REQUIREMENT — Every record must be repeated exactly; omit any pictures they contain.

Web page and app entries —
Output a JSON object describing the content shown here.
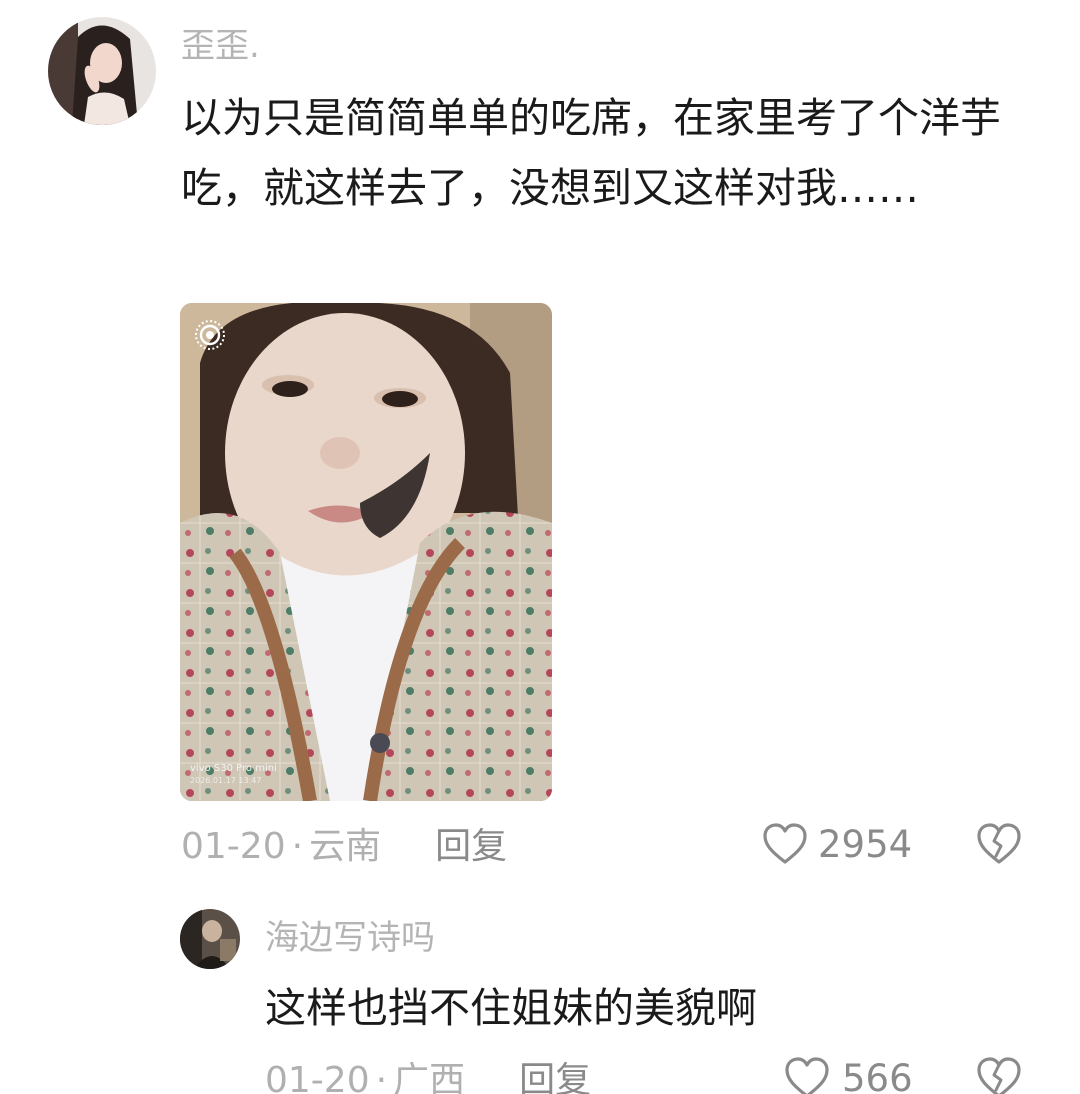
{
  "comments": [
    {
      "username": "歪歪.",
      "text": "以为只是简简单单的吃席，在家里考了个洋芋吃，就这样去了，没想到又这样对我……",
      "photo": {
        "watermark_model": "vivo S30 Pro mini",
        "watermark_time": "2026.01.17 13:47"
      },
      "date": "01-20",
      "separator": "·",
      "location": "云南",
      "reply_label": "回复",
      "likes": "2954"
    },
    {
      "username": "海边写诗吗",
      "text": "这样也挡不住姐妹的美貌啊",
      "date": "01-20",
      "separator": "·",
      "location": "广西",
      "reply_label": "回复",
      "likes": "566"
    }
  ],
  "icons": {
    "like": "heart-outline-icon",
    "dislike": "broken-heart-icon",
    "camera": "live-photo-icon"
  },
  "colors": {
    "username": "#b4b4b4",
    "text": "#1a1a1a",
    "meta": "#b0b0b0",
    "icon": "#8a8a8a"
  }
}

RESULT —
Output a JSON object describing the content shown here.
{
  "comments": [
    {
      "username": "歪歪.",
      "text": "以为只是简简单单的吃席，在家里考了个洋芋吃，就这样去了，没想到又这样对我……",
      "photo": {
        "watermark_model": "vivo S30 Pro mini",
        "watermark_time": "2026.01.17 13:47"
      },
      "date": "01-20",
      "separator": "·",
      "location": "云南",
      "reply_label": "回复",
      "likes": "2954"
    },
    {
      "username": "海边写诗吗",
      "text": "这样也挡不住姐妹的美貌啊",
      "date": "01-20",
      "separator": "·",
      "location": "广西",
      "reply_label": "回复",
      "likes": "566"
    }
  ],
  "icons": {
    "like": "heart-outline-icon",
    "dislike": "broken-heart-icon",
    "camera": "live-photo-icon"
  },
  "colors": {
    "username": "#b4b4b4",
    "text": "#1a1a1a",
    "meta": "#b0b0b0",
    "icon": "#8a8a8a"
  }
}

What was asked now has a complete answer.